Thu. 14th            Doorway  8.00 p.m.

Fri. 15th              Choir Practice   7.30 p.m.

Sat. 16th             Messy Church Preparation  10.30 a.m.
                           Mobberley Rose Queen Festival  1.00 p.m.

Sun. 17th          The 3rd Sunday after Trinity
                          Said Holy Communion (BCP)  8.30 a.m.
                          Rose Queen Service on Hall Bank Field  10.30 a.m.
                          Lifebeat  5.00 p.m.
                          Choral Evensong w. Healing  6.30 p.m.

Mon. 18th          Monday Night Group  8.00 p.m.

Tue. 19th           Victory Hall TDC   7.00 p.m.

Wed. 20th          Communion at the Rajar  10.00 a.m.
                          Coffee Morning at the Rajar   10.30 a.m.

Thu. 21st           Doorway  8.00 p.m. 

Fri. 22nd            Visiting Bell Ringers   10.00 a.m.
                          Choir Practice   7.30 p.m.

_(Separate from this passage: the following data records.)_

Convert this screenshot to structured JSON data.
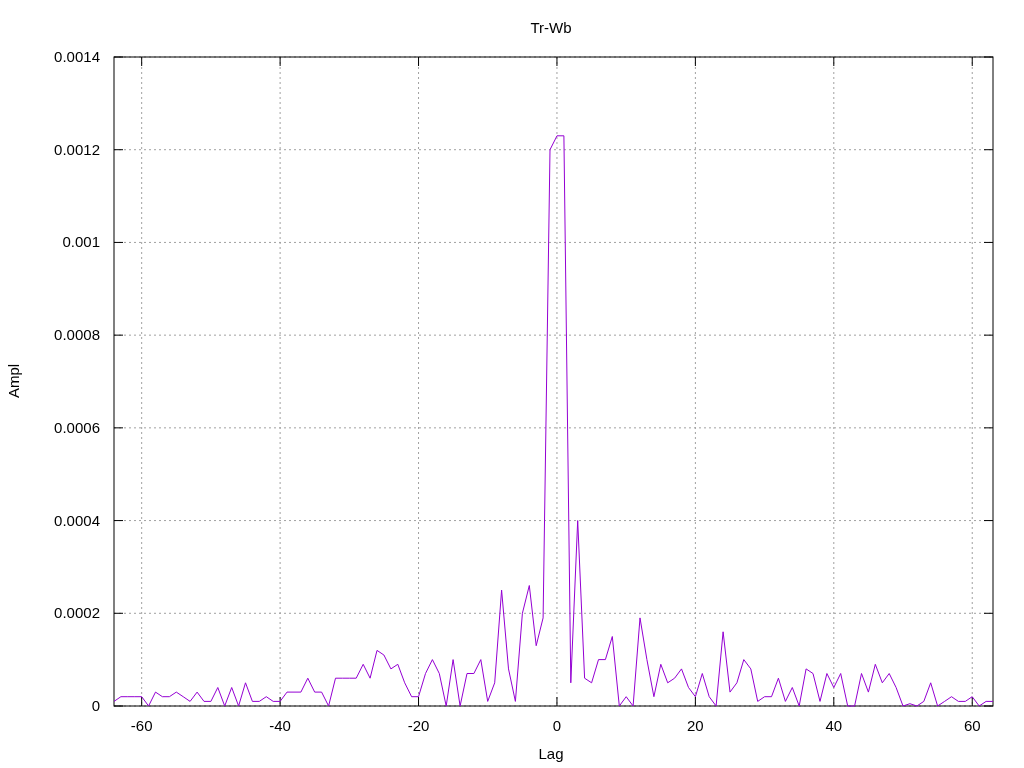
{
  "chart_data": {
    "type": "line",
    "title": "Tr-Wb",
    "xlabel": "Lag",
    "ylabel": "Ampl",
    "grid": true,
    "xlim": [
      -64,
      63
    ],
    "ylim": [
      0,
      0.0014
    ],
    "xticks": [
      -60,
      -40,
      -20,
      0,
      20,
      40,
      60
    ],
    "yticks": [
      0,
      0.0002,
      0.0004,
      0.0006,
      0.0008,
      0.001,
      0.0012,
      0.0014
    ],
    "x": [
      -64,
      -63,
      -62,
      -61,
      -60,
      -59,
      -58,
      -57,
      -56,
      -55,
      -54,
      -53,
      -52,
      -51,
      -50,
      -49,
      -48,
      -47,
      -46,
      -45,
      -44,
      -43,
      -42,
      -41,
      -40,
      -39,
      -38,
      -37,
      -36,
      -35,
      -34,
      -33,
      -32,
      -31,
      -30,
      -29,
      -28,
      -27,
      -26,
      -25,
      -24,
      -23,
      -22,
      -21,
      -20,
      -19,
      -18,
      -17,
      -16,
      -15,
      -14,
      -13,
      -12,
      -11,
      -10,
      -9,
      -8,
      -7,
      -6,
      -5,
      -4,
      -3,
      -2,
      -1,
      0,
      1,
      2,
      3,
      4,
      5,
      6,
      7,
      8,
      9,
      10,
      11,
      12,
      13,
      14,
      15,
      16,
      17,
      18,
      19,
      20,
      21,
      22,
      23,
      24,
      25,
      26,
      27,
      28,
      29,
      30,
      31,
      32,
      33,
      34,
      35,
      36,
      37,
      38,
      39,
      40,
      41,
      42,
      43,
      44,
      45,
      46,
      47,
      48,
      49,
      50,
      51,
      52,
      53,
      54,
      55,
      56,
      57,
      58,
      59,
      60,
      61,
      62,
      63
    ],
    "series": [
      {
        "color": "#9400d3",
        "values": [
          1e-05,
          2e-05,
          2e-05,
          2e-05,
          2e-05,
          0,
          3e-05,
          2e-05,
          2e-05,
          3e-05,
          2e-05,
          1e-05,
          3e-05,
          1e-05,
          1e-05,
          4e-05,
          0,
          4e-05,
          0,
          5e-05,
          1e-05,
          1e-05,
          2e-05,
          1e-05,
          1e-05,
          3e-05,
          3e-05,
          3e-05,
          6e-05,
          3e-05,
          3e-05,
          0,
          6e-05,
          6e-05,
          6e-05,
          6e-05,
          9e-05,
          6e-05,
          0.00012,
          0.00011,
          8e-05,
          9e-05,
          5e-05,
          2e-05,
          2e-05,
          7e-05,
          0.0001,
          7e-05,
          0,
          0.0001,
          0,
          7e-05,
          7e-05,
          0.0001,
          1e-05,
          5e-05,
          0.00025,
          8e-05,
          1e-05,
          0.0002,
          0.00026,
          0.00013,
          0.00019,
          0.0012,
          0.00123,
          0.00123,
          5e-05,
          0.0004,
          6e-05,
          5e-05,
          0.0001,
          0.0001,
          0.00015,
          0,
          2e-05,
          0,
          0.00019,
          0.0001,
          2e-05,
          9e-05,
          5e-05,
          6e-05,
          8e-05,
          4e-05,
          2e-05,
          7e-05,
          2e-05,
          0,
          0.00016,
          3e-05,
          5e-05,
          0.0001,
          8e-05,
          1e-05,
          2e-05,
          2e-05,
          6e-05,
          1e-05,
          4e-05,
          0,
          8e-05,
          7e-05,
          1e-05,
          7e-05,
          4e-05,
          7e-05,
          0,
          0,
          7e-05,
          3e-05,
          9e-05,
          5e-05,
          7e-05,
          4e-05,
          0,
          5e-06,
          0,
          1e-05,
          5e-05,
          0,
          1e-05,
          2e-05,
          1e-05,
          1e-05,
          2e-05,
          0,
          1e-05,
          1e-05
        ]
      }
    ]
  }
}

Sat. 23rd           Church Cleaning  9.30 a.m.
                         Church Open  12.00 noon

Sun. 24th         The Birth of John the Baptist
                         Said Holy Communion (BCP)   8.30 a.m.
                         Choral Matins (BCP)  10.00 a.m.
                         Sung Holy Communion (BCP)  6.30 p.m.
                         Prayer Group  7.45 p.m.

Mon. 25th         Monday Night Group  8.00 p.m.

Wed. 27th         Communion at the Rajar  10.00 a.m.
                         Coffee Morning at the Rajar   10.30 a.m.

Thu. 28th          Deanery Synod at High Legh  7.30 p.m.

Fri. 29th            Choir Practice  7.30 p.m.

Sat. 30th           Messy Church 10.00 a.m.
                          Wedding (Adam Eckersley & Suzanne Bent)  1.30 p.m.